Beyond Labyrinth: David Bowie on Film

Comments

1
I grew up watching The Labyrinth almost once a day. David Bowie has always been The Goblin King for me. :)
2
Man Who Fell to Earth was on the Tee Vee on Saturday night. It was just as flawed as the 1st time I saw it, but Bowie looks super cool in his Pierre Cardin get ups.

Candy Clark's histrionic performance has not aged well. "But I want Tommy!" Yeesh.
3
Thanks for writing this.

I remember watching Man Who Fell to Earth in high school - very trippy, though I haven't seen it since.

I watched The Hunger when it came out, a bit slow, but it's aged well. It was fun to see him in Into the Night, but he was on screen so briefly.

Labyrinth was fine, could do without all the synthesizer music, but my sons love it.

Man, Bowie in The Prestige was just captivating. Wish he would have been in Doctor Who, Star Trek, and others - he was so into science fiction, and was such a commanding presence on-screen.
5
"he played Andy Warhol in 1996's Basquiat"
He was so good. For a long moment while watching that film, I thought it WAS Andy Warhol.
6
He played an assassin in the overlooked John Landis caper Into The Night, where he fights Carl Perkins to the death. Perhaps some kind of wry commentary on old rock vs. new, although Bowie was already a veteran rocker by that time.
7
I'm surprised you overlooked Merry Christmas, Mr. Lawrence. Great film, Bowie is great in it.
8
"Absolute Beginners"
9
Like many a big fan of Bowie, but can I say that in the social media age whenever a cult-figure celebrity dies I brace for the tidal wave of "more-butt-hurt-grieving-over-someone-I-didn't actually-know-than-thou." First time I really noticed this was Joe Strummer; Bowie's been no exception. It's as if there's some sort of contest over who can suck the most air out of the room getting half-hysterical with comments like "he was the biggest influence in my life, a father to me" (to which one can't respond wow that's fucking pathetic), and "the world will never be the same, always a sadder place." The one-upmanship wherein douchey people flog each other in escalating wars of minutiae make me want to stick a fork in my eye. I hate that it brings out the contrarian in me, makes me want to issue a little faint praise and maybe post that abysmally horrid "Dancing in the Streets" video with Mick Jagger. And god forbid you say something like "he made far more interesting than average pop-media, pushed gender-norms, and had a good run, far better than nearly anyone else on this planet, lived an enviable life of earned privilege so why be so sad about someone you didn't actually know who lived a long successful life and died a senior in the loving aura of his real family? I do like Bowie a lot (like millions of others - that's what a pop-star is), but essentially just want his death and the contingent choir of screeching (in the British sense) twats to go away at this point.
10
quick note that this is a general comment, not at all directed at anyone above, all of whom are just doing a little history together. Just that he internet has collapsed the space that used to exist for having a reasonable react to celeb death,
11
@9: I was genuinely emotional about his death - it surprised me. I'm glad we had just one day without the impatient cynicism you're displaying.

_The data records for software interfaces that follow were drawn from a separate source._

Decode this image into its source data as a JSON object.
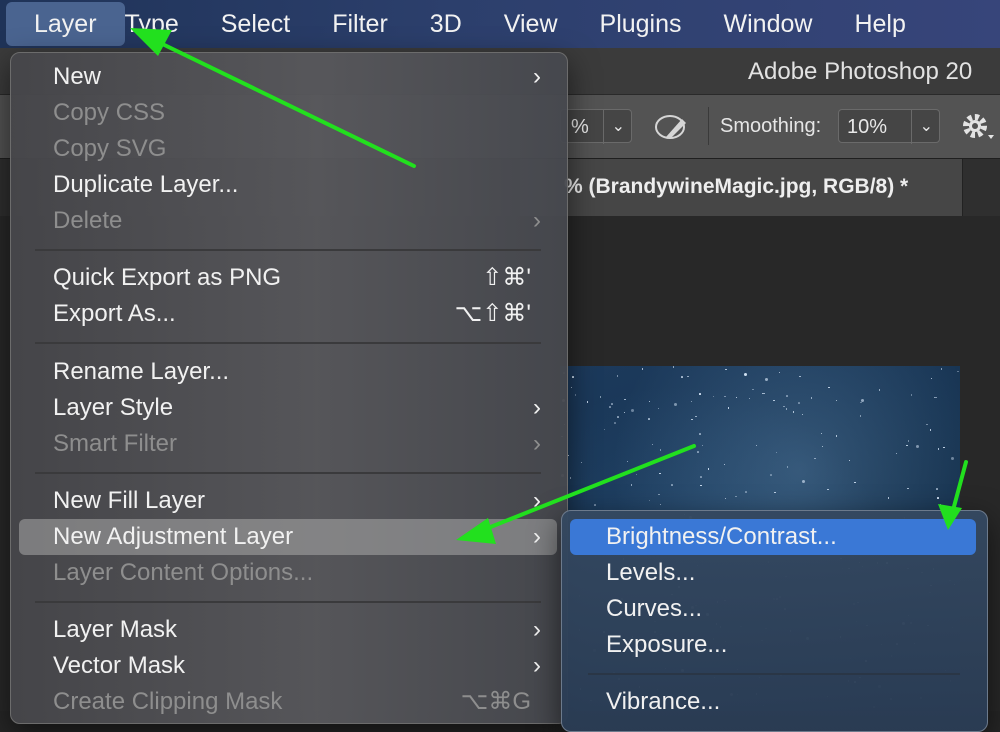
{
  "menubar": {
    "items": [
      "Layer",
      "Type",
      "Select",
      "Filter",
      "3D",
      "View",
      "Plugins",
      "Window",
      "Help"
    ]
  },
  "window": {
    "title": "Adobe Photoshop 20"
  },
  "options_bar": {
    "percent_value": "%",
    "smoothing_label": "Smoothing:",
    "smoothing_value": "10%"
  },
  "document_tab": {
    "title": "% (BrandywineMagic.jpg, RGB/8) *"
  },
  "layer_menu": {
    "new": "New",
    "copy_css": "Copy CSS",
    "copy_svg": "Copy SVG",
    "duplicate_layer": "Duplicate Layer...",
    "delete": "Delete",
    "quick_export": "Quick Export as PNG",
    "quick_export_shortcut": "⇧⌘'",
    "export_as": "Export As...",
    "export_as_shortcut": "⌥⇧⌘'",
    "rename_layer": "Rename Layer...",
    "layer_style": "Layer Style",
    "smart_filter": "Smart Filter",
    "new_fill_layer": "New Fill Layer",
    "new_adjustment_layer": "New Adjustment Layer",
    "layer_content_options": "Layer Content Options...",
    "layer_mask": "Layer Mask",
    "vector_mask": "Vector Mask",
    "create_clipping_mask": "Create Clipping Mask",
    "create_clipping_mask_shortcut": "⌥⌘G",
    "arrow_glyph": "›"
  },
  "adjustment_submenu": {
    "items": [
      "Brightness/Contrast...",
      "Levels...",
      "Curves...",
      "Exposure...",
      "Vibrance..."
    ]
  },
  "colors": {
    "selection_blue": "#3a78d6",
    "annotation_arrow": "#22e01e",
    "menubar_active": "#4a6490"
  },
  "icons": {
    "chevron": "chevron-down-icon",
    "brush": "pressure-brush-icon",
    "settings": "gear-icon"
  }
}
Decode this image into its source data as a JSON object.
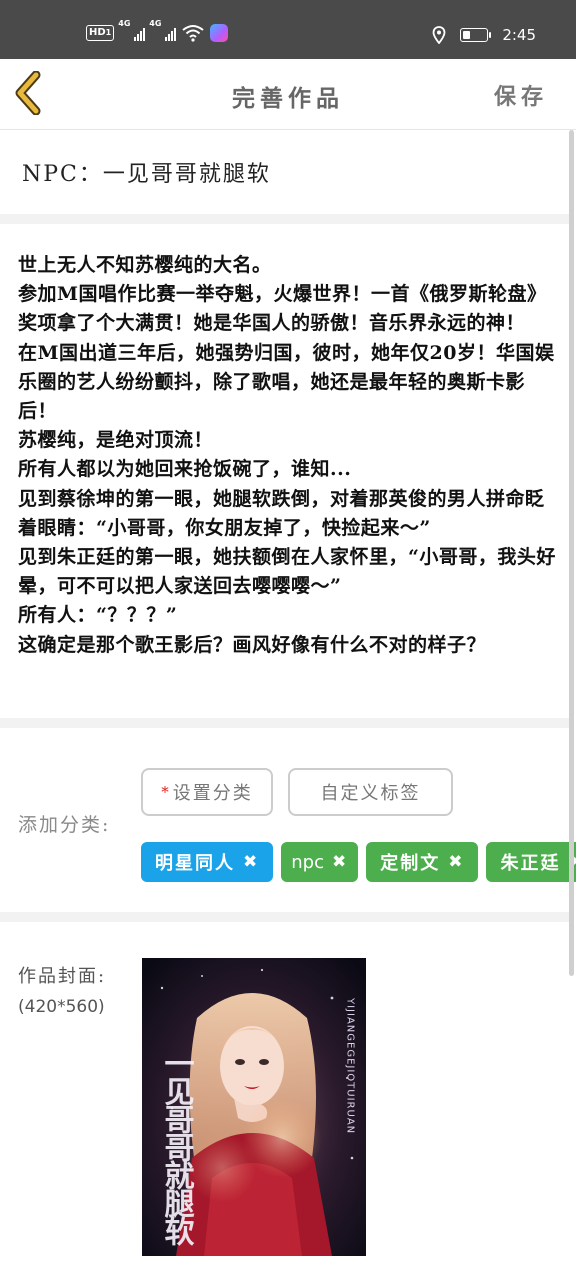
{
  "status_bar": {
    "hd": "HD",
    "sim1": "1",
    "net1": "4G",
    "net2": "4G",
    "time": "2:45",
    "battery_level": 0.3
  },
  "nav": {
    "back_icon": "chevron-left-icon",
    "title": "完善作品",
    "save_label": "保存",
    "accent": "#e8b93a"
  },
  "work": {
    "title": "NPC：一见哥哥就腿软"
  },
  "summary": {
    "lines": [
      "世上无人不知苏樱纯的大名。",
      "参加M国唱作比赛一举夺魁，火爆世界！一首《俄罗斯轮盘》奖项拿了个大满贯！她是华国人的骄傲！音乐界永远的神！",
      "在M国出道三年后，她强势归国，彼时，她年仅20岁！华国娱乐圈的艺人纷纷颤抖，除了歌唱，她还是最年轻的奥斯卡影后！",
      "苏樱纯，是绝对顶流！",
      "所有人都以为她回来抢饭碗了，谁知...",
      "见到蔡徐坤的第一眼，她腿软跌倒，对着那英俊的男人拼命眨着眼睛：“小哥哥，你女朋友掉了，快捡起来～”",
      "见到朱正廷的第一眼，她扶额倒在人家怀里，“小哥哥，我头好晕，可不可以把人家送回去嘤嘤嘤～”",
      "所有人：“？？？”",
      "这确定是那个歌王影后？画风好像有什么不对的样子？"
    ]
  },
  "category": {
    "label": "添加分类:",
    "required_mark": "*",
    "set_category_label": "设置分类",
    "custom_tag_label": "自定义标签",
    "tags": [
      {
        "label": "明星同人",
        "color": "#1aa3e8"
      },
      {
        "label": "npc",
        "color": "#4cae4c"
      },
      {
        "label": "定制文",
        "color": "#4cae4c"
      },
      {
        "label": "朱正廷",
        "color": "#4cae4c"
      }
    ],
    "remove_icon": "close-icon"
  },
  "cover": {
    "label": "作品封面:",
    "size_hint": "(420*560)",
    "art_text_vertical": "一见哥哥就腿软",
    "art_text_pinyin": "YIJIANGEGEJIOTUIRUAN"
  }
}
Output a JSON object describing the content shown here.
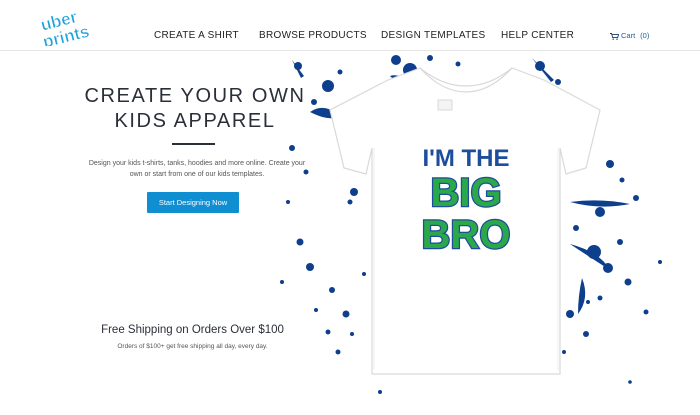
{
  "brand": {
    "logo_text_top": "uber",
    "logo_text_bottom": "prints",
    "color": "#1ba0dc"
  },
  "nav": {
    "items": [
      {
        "label": "CREATE A SHIRT"
      },
      {
        "label": "BROWSE PRODUCTS"
      },
      {
        "label": "DESIGN TEMPLATES"
      },
      {
        "label": "HELP CENTER"
      }
    ],
    "cart": {
      "label": "Cart",
      "count": "(0)",
      "icon": "cart-icon"
    }
  },
  "hero": {
    "title_line1": "CREATE YOUR OWN",
    "title_line2": "KIDS APPAREL",
    "subtitle": "Design your kids t-shirts, tanks, hoodies and more online. Create your own or start from one of our kids templates.",
    "cta_label": "Start Designing Now",
    "cta_color": "#0f8fd1"
  },
  "shipping": {
    "title": "Free Shipping on Orders Over $100",
    "subtitle": "Orders of $100+ get free shipping all day, every day."
  },
  "shirt": {
    "line1": "I'M THE",
    "line2": "BIG",
    "line3": "BRO",
    "text_blue": "#1e4d9c",
    "text_green": "#2aa84a",
    "splatter_color": "#0d3f8c"
  }
}
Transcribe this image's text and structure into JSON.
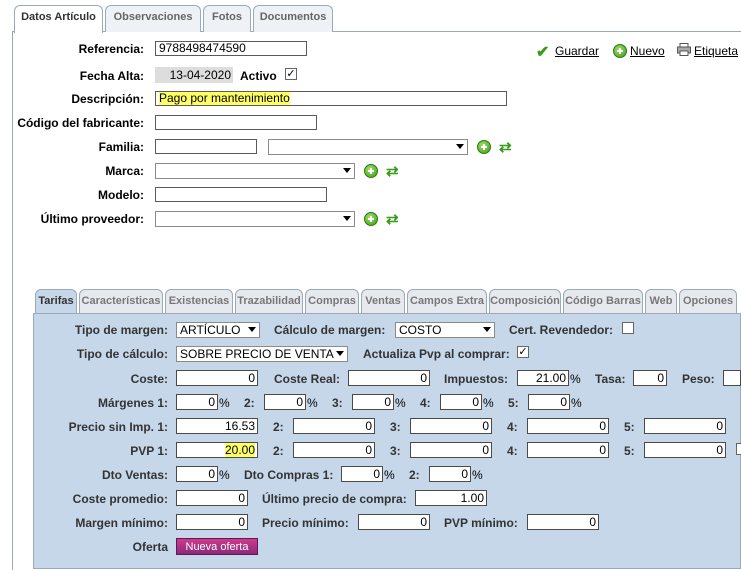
{
  "tabs": [
    "Datos Artículo",
    "Observaciones",
    "Fotos",
    "Documentos"
  ],
  "actions": {
    "save": "Guardar",
    "new": "Nuevo",
    "labels": "Etiqueta"
  },
  "form": {
    "referencia_label": "Referencia:",
    "referencia": "9788498474590",
    "fecha_alta_label": "Fecha Alta:",
    "fecha_alta": "13-04-2020",
    "activo_label": "Activo",
    "activo_check": "✓",
    "descripcion_label": "Descripción:",
    "descripcion": "Pago por mantenimiento",
    "codigo_label": "Código del fabricante:",
    "codigo": "",
    "familia_label": "Familia:",
    "familia": "",
    "familia_select": "",
    "marca_label": "Marca:",
    "marca": "",
    "modelo_label": "Modelo:",
    "modelo": "",
    "proveedor_label": "Último proveedor:",
    "proveedor": ""
  },
  "subtabs": [
    "Tarifas",
    "Características",
    "Existencias",
    "Trazabilidad",
    "Compras",
    "Ventas",
    "Campos Extra",
    "Composición",
    "Código Barras",
    "Web",
    "Opciones"
  ],
  "tarifas": {
    "tipo_margen_label": "Tipo de margen:",
    "tipo_margen": "ARTÍCULO",
    "calculo_margen_label": "Cálculo de margen:",
    "calculo_margen": "COSTO",
    "cert_revendedor_label": "Cert. Revendedor:",
    "tipo_calculo_label": "Tipo de cálculo:",
    "tipo_calculo": "SOBRE PRECIO DE VENTA",
    "actualiza_label": "Actualiza Pvp al comprar:",
    "actualiza_check": "✓",
    "coste_label": "Coste:",
    "coste": "0",
    "coste_real_label": "Coste Real:",
    "coste_real": "0",
    "impuestos_label": "Impuestos:",
    "impuestos": "21.00",
    "tasa_label": "Tasa:",
    "tasa": "0",
    "peso_label": "Peso:",
    "peso": "",
    "margenes_label": "Márgenes 1:",
    "margenes": [
      "0",
      "0",
      "0",
      "0",
      "0"
    ],
    "precio_sin_label": "Precio sin Imp. 1:",
    "precio_sin": [
      "16.53",
      "0",
      "0",
      "0",
      "0"
    ],
    "pvp_label": "PVP 1:",
    "pvp": [
      "20.00",
      "0",
      "0",
      "0",
      "0"
    ],
    "idx2": "2:",
    "idx3": "3:",
    "idx4": "4:",
    "idx5": "5:",
    "pct": "%",
    "dto_ventas_label": "Dto Ventas:",
    "dto_ventas": "0",
    "dto_compras_label": "Dto Compras 1:",
    "dto_compras": "0",
    "dto_compras2": "0",
    "coste_promedio_label": "Coste promedio:",
    "coste_promedio": "0",
    "ultimo_precio_label": "Último precio de compra:",
    "ultimo_precio": "1.00",
    "margen_minimo_label": "Margen mínimo:",
    "margen_minimo": "0",
    "precio_minimo_label": "Precio mínimo:",
    "precio_minimo": "0",
    "pvp_minimo_label": "PVP mínimo:",
    "pvp_minimo": "0",
    "oferta_label": "Oferta",
    "oferta_button": "Nueva oferta"
  }
}
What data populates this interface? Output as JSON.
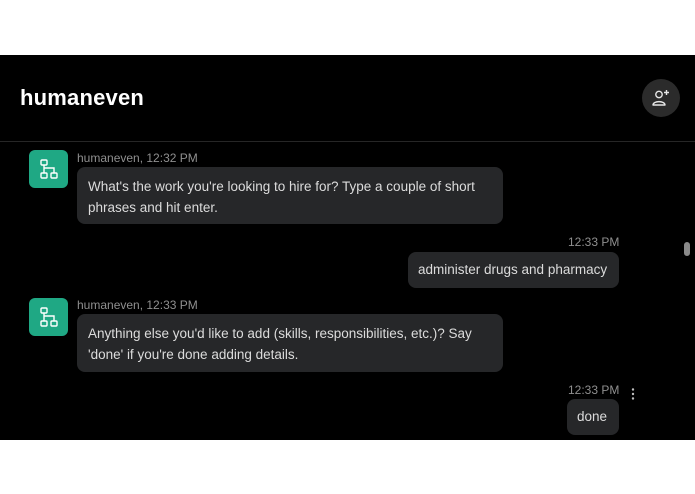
{
  "header": {
    "title": "humaneven",
    "add_user_icon": "add-user-icon"
  },
  "messages": [
    {
      "sender": "humaneven",
      "meta": "humaneven, 12:32 PM",
      "text": "What's the work you're looking to hire for? Type a couple of short phrases and hit enter."
    },
    {
      "sender": "user",
      "time": "12:33 PM",
      "text": "administer drugs and pharmacy"
    },
    {
      "sender": "humaneven",
      "meta": "humaneven, 12:33 PM",
      "text": "Anything else you'd like to add (skills, responsibilities, etc.)? Say 'done' if you're done adding details."
    },
    {
      "sender": "user",
      "time": "12:33 PM",
      "text": "done"
    }
  ],
  "colors": {
    "background": "#000000",
    "bubble": "#262729",
    "avatar": "#1fa884",
    "meta_text": "#8f8f8f"
  }
}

Bowie's importance to 1,000s and 1,000s of transitions into adulthood (mine, my wife's, probably not yours), cannot be overstated. That's why we're mourning. Maybe you should turn off the internet for a couple days.
12
As Colin Morris in Into the Night.
https://www.youtube.com/watch?v=Q5aifxF4…
13
@9, Normally I would agree with this sentiment but this time I really get it. I was more moved by his death than I would have expected to be had I ever given it a thought, and I’ve never been much more than a part-time fan. His artistry was more than just his music; he challenged our understanding of race, gender, and sexuality. Even through his death, he’s an inspiration.
14
Also, thanks Erik, for a Bowie post we can actually comment on.